A thirty days later on, he claims, he had been struck aided by the fees. And that is whenever things started initially to spiral for McCall. Their banking account was shut, depriving them of his overdraft protection https://online-loan.org/payday-loans-tx/mckinney/ and credit line. Quickly he had been cashing their help cheques in the payday lender, with the associated charges.

“For almost a 12 months, i happened to be thinking i became paying down the key on these loans, nonetheless it works out, at the conclusion of the year, i’dn’t also moved the main. I became just having to pay the interest,” McCall says. “It had been a rollover situation that I became completely unacquainted with. Eventually, I happened to be likely to numerous payday lenders to repay numerous payday loan providers.”

McCall claims it took about nine years to finally move out from under the fat of their debts. He calculated that the attention on their loans — which began with $200 buying their child a xmas present — amounted to $31,752 by the right time he paid them off.

“That’s adequate to buy a car that is new” claims McCall.

He reduced the mortgage with assistance from a CBC listener whom heard their tale and offered him an interest-free loan, along with a buddy whom offered him a cellar apartment.

The generosity of others inspired McCall to be involved in Ottawa ACORN (Association of Community businesses for Reform Now), that has led a “anti-predatory financing” campaign against payday loan providers in Ottawa. Today it is among the Ontario towns which are taking a look at a brand new group of guidelines regarding payday lenders.

Ottawa mayor Jim Watson stated lenders that are payday regarding the bad as well as the susceptible.” The city has authorized a movement which will direct staff to review capping how many pay day loan outlets, plus the likelihood of setting a minimal distance between them. Staff shall also have a look at a licensing model for payday loan providers, which may allow it to be more costly to allow them to operate within the city. It is a model that Toronto can also be checking out.

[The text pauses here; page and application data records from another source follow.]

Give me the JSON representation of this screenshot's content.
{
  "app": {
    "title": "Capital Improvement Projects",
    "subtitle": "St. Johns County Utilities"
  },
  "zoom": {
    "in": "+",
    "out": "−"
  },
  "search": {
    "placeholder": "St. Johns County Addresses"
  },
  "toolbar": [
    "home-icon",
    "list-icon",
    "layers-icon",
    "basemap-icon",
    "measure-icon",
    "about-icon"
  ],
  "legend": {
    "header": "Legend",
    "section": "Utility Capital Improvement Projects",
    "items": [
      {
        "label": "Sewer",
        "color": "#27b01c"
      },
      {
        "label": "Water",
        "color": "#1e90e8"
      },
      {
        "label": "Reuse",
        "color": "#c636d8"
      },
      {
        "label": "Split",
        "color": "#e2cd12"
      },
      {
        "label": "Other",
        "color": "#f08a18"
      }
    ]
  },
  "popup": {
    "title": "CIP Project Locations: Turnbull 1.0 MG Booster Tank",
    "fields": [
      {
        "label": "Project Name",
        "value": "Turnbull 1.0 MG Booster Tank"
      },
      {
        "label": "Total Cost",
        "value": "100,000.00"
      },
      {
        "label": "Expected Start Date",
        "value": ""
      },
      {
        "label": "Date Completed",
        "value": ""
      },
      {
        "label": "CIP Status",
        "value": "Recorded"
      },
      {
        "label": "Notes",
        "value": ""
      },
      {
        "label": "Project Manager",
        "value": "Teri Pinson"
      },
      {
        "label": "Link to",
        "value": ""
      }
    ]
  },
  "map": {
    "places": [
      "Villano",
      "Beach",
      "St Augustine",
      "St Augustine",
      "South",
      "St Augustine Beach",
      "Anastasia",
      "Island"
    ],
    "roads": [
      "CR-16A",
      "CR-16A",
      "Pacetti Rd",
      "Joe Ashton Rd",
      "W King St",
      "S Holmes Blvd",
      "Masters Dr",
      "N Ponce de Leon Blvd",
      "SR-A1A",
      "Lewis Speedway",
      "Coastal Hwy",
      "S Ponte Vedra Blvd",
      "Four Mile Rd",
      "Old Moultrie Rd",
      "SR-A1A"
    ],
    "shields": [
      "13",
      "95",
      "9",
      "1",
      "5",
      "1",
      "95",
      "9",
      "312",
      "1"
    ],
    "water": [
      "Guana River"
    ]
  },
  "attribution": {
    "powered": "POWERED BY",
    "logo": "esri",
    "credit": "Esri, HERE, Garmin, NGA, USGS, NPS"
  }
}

‘Good individuals in a bad spot’

Tony Irwin, president regarding the Canadian Consumer Finance Association (previously the Payday that is canadian loan), represents nearly all payday loan providers in the united states. He states limiting the true quantity of payday loan providers could force individuals to find shadier sources for credit.

“People who access loans that are payday therefore because our people will offer these with credit whenever no body else will,” Irwin says. “That’s what this industry does every day for those who are good individuals, however they truly are in a negative spot.”

Irwin claims the payday financing industry has already been greatly managed by the province, it should be as he agrees. He’s skeptical, nevertheless, about a number of the proposals to alter the industry, and what forms of options are now being provided which are actually “scalable and genuine.”

“At the termination of a single day, these municipal politicians may in fact be really harming those who they state they may be assisting since they’re forcing them to visit less attractive options. Easily put, going on the internet and accessing an unlawful, unlicensed lender,” says Irwin. “Are you truly helping them, or have you been just which makes it more challenging for folks who have to make use of this service?”